I’ve mentioned a couple times that we’ve used a midwife with both our kids.
I remember being so confused about where to even start or what questions to ask when we first started down this road. So I thought I might share how we went about finding ours.
Luckily, I had friends who had gone through the process before and were able to help me out a little bit. But for those of you who don’t have that support system, here are a few of the things we did.
Why a Midwife
I’m not going to get into all the medical things on this one. I suggest doing your research, you can check out my post here on my favorite resources.
Both births were wonderful, peaceful and amazing experiences for both Jordan and I (something you don’t hear much from the medical world). We had the same midwife both times and we absolutely love her.
We were able to build up a strong relationship with her during the pregnancies, which I think really helped with it came time to labor. I knew I could trust her and that she knew what she was doing. I felt comfortable with her and that helped me relax and focus on the task at hand when I went into labor.
Where to Look
When we got pregnant with Noah, Jordan and I had only been living in our area for a few months. All my friends in the area hadn’t had kids yet so I didn’t have anyone to ask for recommendations.
Le Leche League – I had never gone to a meeting, but they support breastfeeding. I figured at least one of the leaders would know of a good midwife in the area. I emailed a couple of the leaders and they sent me a couple of names. You can search for a group in your area here.
Doulas – I didn’t do this, but if you know or can find a doula, they’ll know of several of the doctors and midwives in your area. They’ll also probably have some great insight on what it’s like to work with them too.
Bradley Method Teachers – The Bradley Method is a relaxation technique used in childbirth (which I highly recommend). The teachers in your area will know of at least a couple midwives and will probably know a little bit about them too. You can search for a teacher here.
Google – Try searching for things like “Midwives in [your area]”. I came across all kinds of forums and blog posts that talked about the midwives in my area. I decided not to even meet with one of them because people kept talking about how she was difficult to work with, personality wise.
Interviewing the Midwives
After coming up with a few names, start emailing or calling them. I found it especially helpful to meet in person.
I had a list of interview questions that I brought when I met each midwife. I wrote down their answers and then Jordan and I talked about the pros and cons of each midwife.

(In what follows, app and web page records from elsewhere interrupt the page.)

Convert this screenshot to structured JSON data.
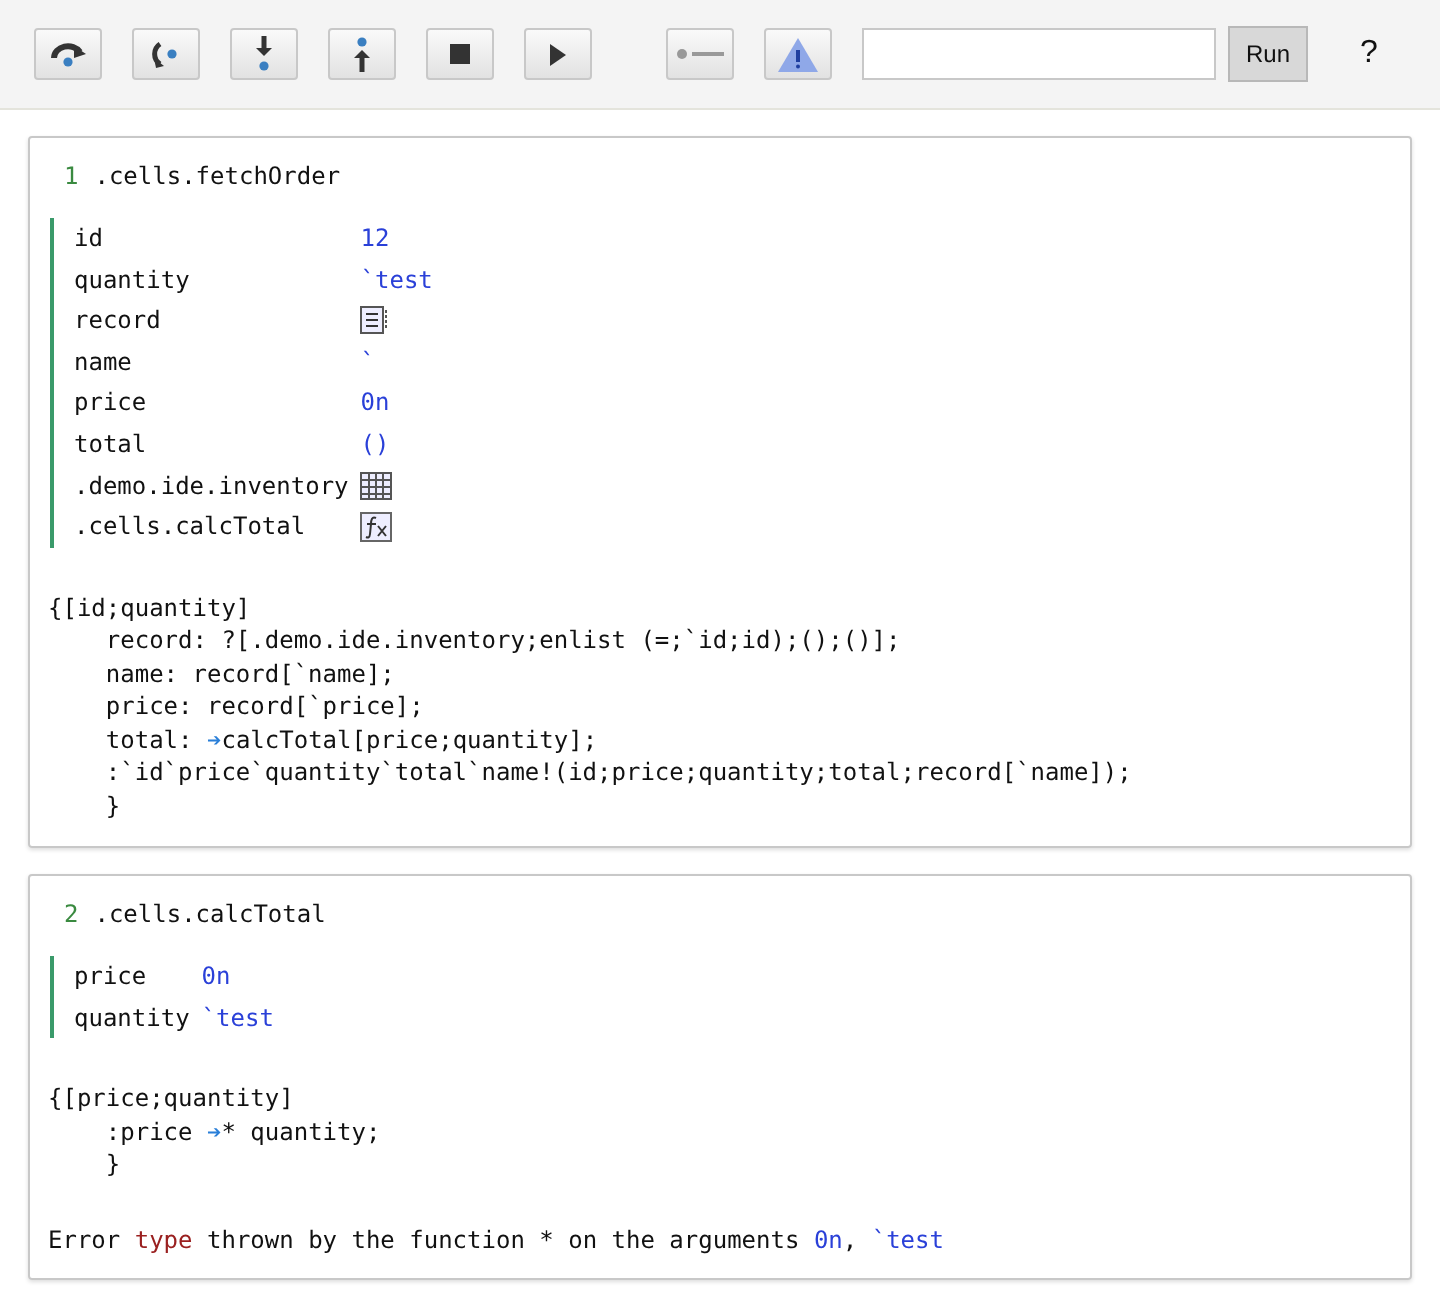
{
  "toolbar": {
    "buttons": [
      {
        "kind": "step-over"
      },
      {
        "kind": "step-back"
      },
      {
        "kind": "step-in"
      },
      {
        "kind": "step-out"
      },
      {
        "kind": "stop"
      },
      {
        "kind": "play"
      },
      {
        "kind": "breakpoint"
      },
      {
        "kind": "warning"
      }
    ],
    "run_button": "Run",
    "help": "?"
  },
  "cells": [
    {
      "number": "1",
      "name": ".cells.fetchOrder",
      "variables": [
        {
          "name": "id",
          "kind": "text",
          "value": "12"
        },
        {
          "name": "quantity",
          "kind": "text",
          "value": "`test"
        },
        {
          "name": "record",
          "kind": "dictionary"
        },
        {
          "name": "name",
          "kind": "text",
          "value": "`"
        },
        {
          "name": "price",
          "kind": "text",
          "value": "0n"
        },
        {
          "name": "total",
          "kind": "text",
          "value": "()"
        },
        {
          "name": ".demo.ide.inventory",
          "kind": "table"
        },
        {
          "name": ".cells.calcTotal",
          "kind": "function"
        }
      ],
      "code": [
        [
          {
            "kind": "plain",
            "text": "{[id;quantity]"
          }
        ],
        [
          {
            "kind": "plain",
            "text": "    record: ?[.demo.ide.inventory;enlist (=;`id;id);();()];"
          }
        ],
        [
          {
            "kind": "plain",
            "text": "    name: record[`name];"
          }
        ],
        [
          {
            "kind": "plain",
            "text": "    price: record[`price];"
          }
        ],
        [
          {
            "kind": "plain",
            "text": "    total: "
          },
          {
            "kind": "marker",
            "text": "➔"
          },
          {
            "kind": "plain",
            "text": "calcTotal[price;quantity];"
          }
        ],
        [
          {
            "kind": "plain",
            "text": "    :`id`price`quantity`total`name!(id;price;quantity;total;record[`name]);"
          }
        ],
        [
          {
            "kind": "plain",
            "text": "    }"
          }
        ]
      ]
    },
    {
      "number": "2",
      "name": ".cells.calcTotal",
      "variables": [
        {
          "name": "price",
          "kind": "text",
          "value": "0n"
        },
        {
          "name": "quantity",
          "kind": "text",
          "value": "`test"
        }
      ],
      "code": [
        [
          {
            "kind": "plain",
            "text": "{[price;quantity]"
          }
        ],
        [
          {
            "kind": "plain",
            "text": "    :price "
          },
          {
            "kind": "marker",
            "text": "➔"
          },
          {
            "kind": "plain",
            "text": "* quantity;"
          }
        ],
        [
          {
            "kind": "plain",
            "text": "    }"
          }
        ]
      ],
      "error": [
        {
          "kind": "plain",
          "text": "Error "
        },
        {
          "kind": "keyword",
          "text": "type"
        },
        {
          "kind": "plain",
          "text": " thrown by the function * on the arguments "
        },
        {
          "kind": "value",
          "text": "0n"
        },
        {
          "kind": "plain",
          "text": ", "
        },
        {
          "kind": "value",
          "text": "`test"
        }
      ]
    }
  ]
}
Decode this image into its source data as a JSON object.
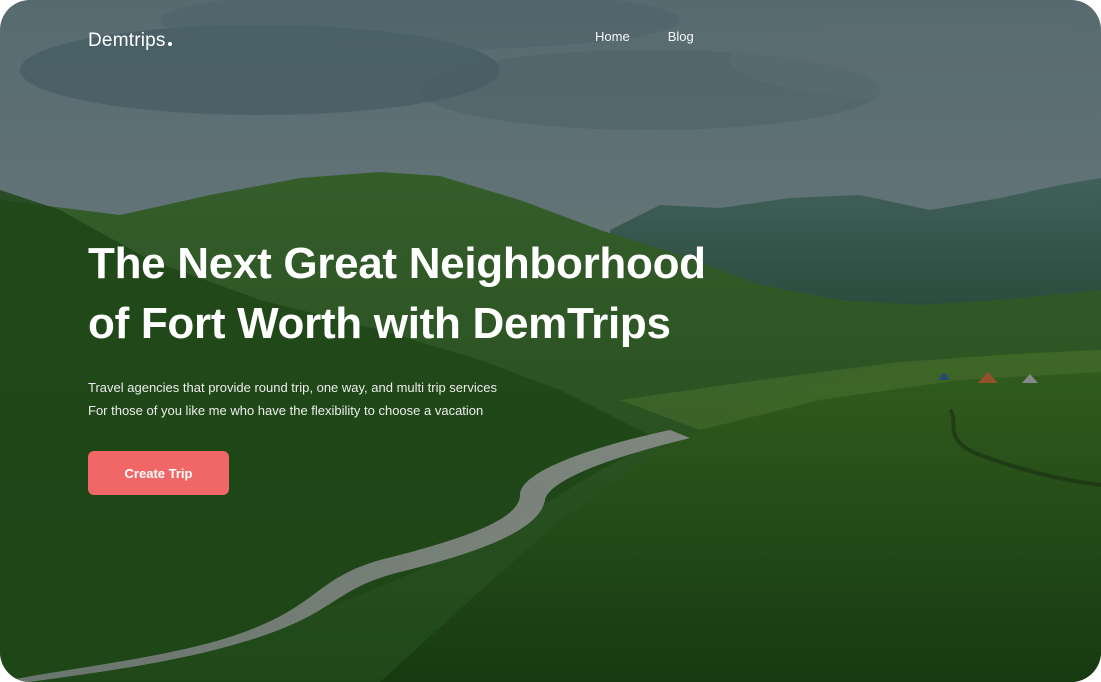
{
  "brand": {
    "name": "Demtrips"
  },
  "nav": {
    "items": [
      {
        "label": "Home"
      },
      {
        "label": "Blog"
      }
    ]
  },
  "hero": {
    "title_line1": "The Next Great Neighborhood",
    "title_line2": "of Fort Worth with DemTrips",
    "subtitle_line1": "Travel agencies that provide round trip, one way, and multi trip services",
    "subtitle_line2": "For those of you like me who have the flexibility to choose a vacation",
    "cta_label": "Create Trip"
  },
  "colors": {
    "accent": "#f16767",
    "text": "#ffffff"
  }
}
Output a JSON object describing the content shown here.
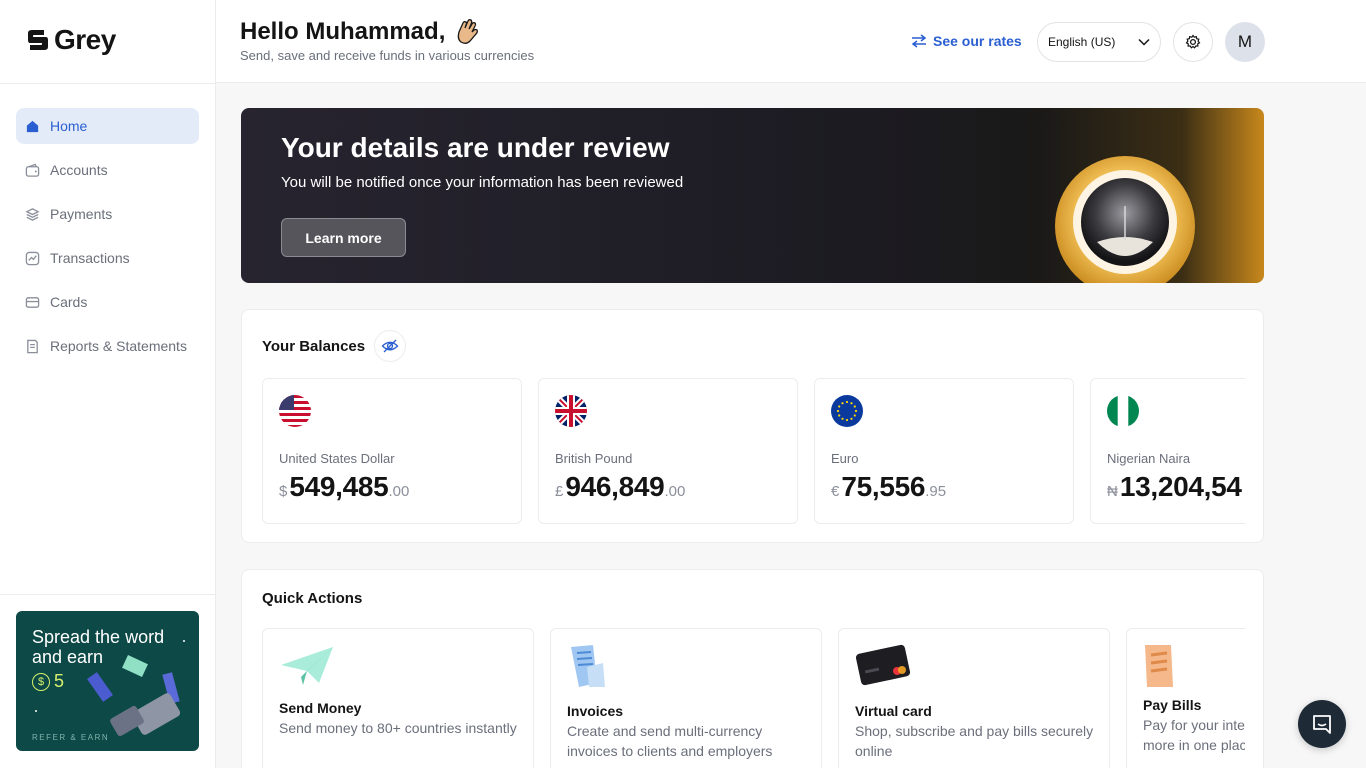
{
  "app": {
    "logo_text": "Grey"
  },
  "sidebar": {
    "items": [
      {
        "label": "Home",
        "icon": "home-icon",
        "active": true
      },
      {
        "label": "Accounts",
        "icon": "wallet-icon"
      },
      {
        "label": "Payments",
        "icon": "layers-icon"
      },
      {
        "label": "Transactions",
        "icon": "chart-icon"
      },
      {
        "label": "Cards",
        "icon": "card-icon"
      },
      {
        "label": "Reports & Statements",
        "icon": "report-icon"
      }
    ],
    "referral": {
      "line1": "Spread the word",
      "line2": "and earn",
      "amount": "5",
      "coin_symbol": "$",
      "footer": "REFER & EARN"
    }
  },
  "header": {
    "greeting": "Hello Muhammad,",
    "subtitle": "Send, save and receive funds in various currencies",
    "rates_link": "See our rates",
    "language": "English (US)",
    "avatar_initial": "M"
  },
  "banner": {
    "title": "Your details are under review",
    "subtitle": "You will be notified once your information has been reviewed",
    "button": "Learn more"
  },
  "balances": {
    "title": "Your Balances",
    "items": [
      {
        "name": "United States Dollar",
        "symbol": "$",
        "integer": "549,485",
        "decimal": ".00",
        "flag": "us-flag-icon"
      },
      {
        "name": "British Pound",
        "symbol": "£",
        "integer": "946,849",
        "decimal": ".00",
        "flag": "uk-flag-icon"
      },
      {
        "name": "Euro",
        "symbol": "€",
        "integer": "75,556",
        "decimal": ".95",
        "flag": "eu-flag-icon"
      },
      {
        "name": "Nigerian Naira",
        "symbol": "₦",
        "integer": "13,204,54",
        "decimal": "",
        "flag": "ng-flag-icon"
      }
    ]
  },
  "quick_actions": {
    "title": "Quick Actions",
    "items": [
      {
        "title": "Send Money",
        "desc": "Send money to 80+ countries instantly"
      },
      {
        "title": "Invoices",
        "desc": "Create and send multi-currency invoices to clients and employers"
      },
      {
        "title": "Virtual card",
        "desc": "Shop, subscribe and pay bills securely online"
      },
      {
        "title": "Pay Bills",
        "desc": "Pay for your internet, subscription and more in one place"
      }
    ]
  },
  "colors": {
    "accent": "#2a5fd1",
    "active_nav_bg": "#e3ebf8",
    "referral_bg": "#0d4a47",
    "referral_accent": "#d6f06d"
  }
}
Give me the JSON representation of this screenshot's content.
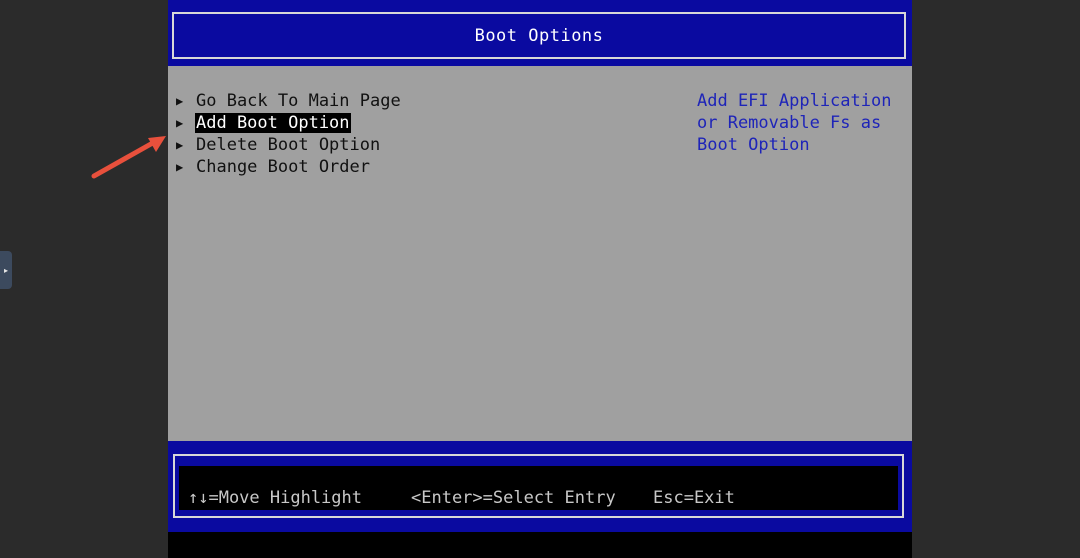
{
  "header": {
    "title": "Boot Options"
  },
  "menu": {
    "items": [
      {
        "label": "Go Back To Main Page",
        "selected": false
      },
      {
        "label": "Add Boot Option",
        "selected": true
      },
      {
        "label": "Delete Boot Option",
        "selected": false
      },
      {
        "label": "Change Boot Order",
        "selected": false
      }
    ],
    "arrow_glyph": "▶"
  },
  "help": {
    "lines": [
      "Add EFI Application",
      "or Removable Fs as",
      "Boot Option"
    ]
  },
  "footer": {
    "move_hint": "↑↓=Move Highlight",
    "select_hint": "<Enter>=Select Entry",
    "exit_hint": "Esc=Exit"
  },
  "side_handle": {
    "glyph": "▸"
  },
  "colors": {
    "bios_blue": "#0a0aa0",
    "body_gray": "#a0a0a0",
    "help_text": "#1e24b8",
    "annotation_arrow": "#e8503c"
  }
}
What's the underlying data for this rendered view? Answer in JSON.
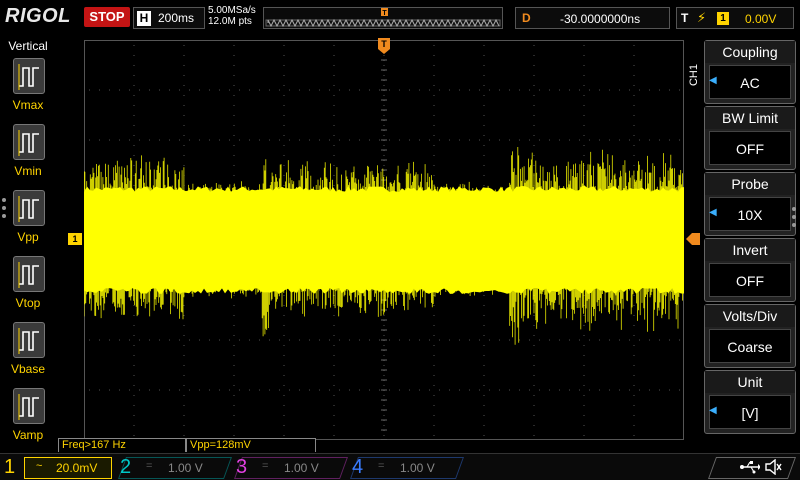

I want to see how our personalities meshed, how they treated us, how they answered questions, etc…
Things to Keep In Mind
Experience – Because Noah was my first, I wanted an experienced midwife. That automatically eliminated several that we interviewed. I just wasn’t comfortable with a woman who hadn’t attended more than 50 births on her own. I needed to feel confident in her ability to handle any situation that might come up.
Personalities – I wanted our personalities to mesh. This was secondary to them being experienced, after all, I was putting my life and my babies in her hands. However, I didn’t want someone with a super harsh personality if I could help it. I had a really difficult pregnancy with Noah and the last thing I needed was someone yelling at me.
Our midwife was very understanding and I felt comfortable asking her all those potentially awkward questions that come up with pregnancy and postpartum.
Crunchy Scale – It’s also important to keep in mind where the midwife falls on the crunchy scale. There are some that prefer herbs and homeopathic remedies and there are others who prefer more traditional medicine. I tend to have really bad reactions to modern medicine so I leaned towards the crunchier side of the spectrum. But it’s all about what you are comfortable with.
Free Printable Interview Questions
As you go through the process of interviewing each midwife, it’s helpful to ask each of them the same questions and take notes as you go. I know it helped to look at everything on paper when it came time to making our decision.
So I created a list of questions to ask and created a free printable for you to bring with you.
Have you gone through the process of finding a midwife? Do you have any tips or suggestions?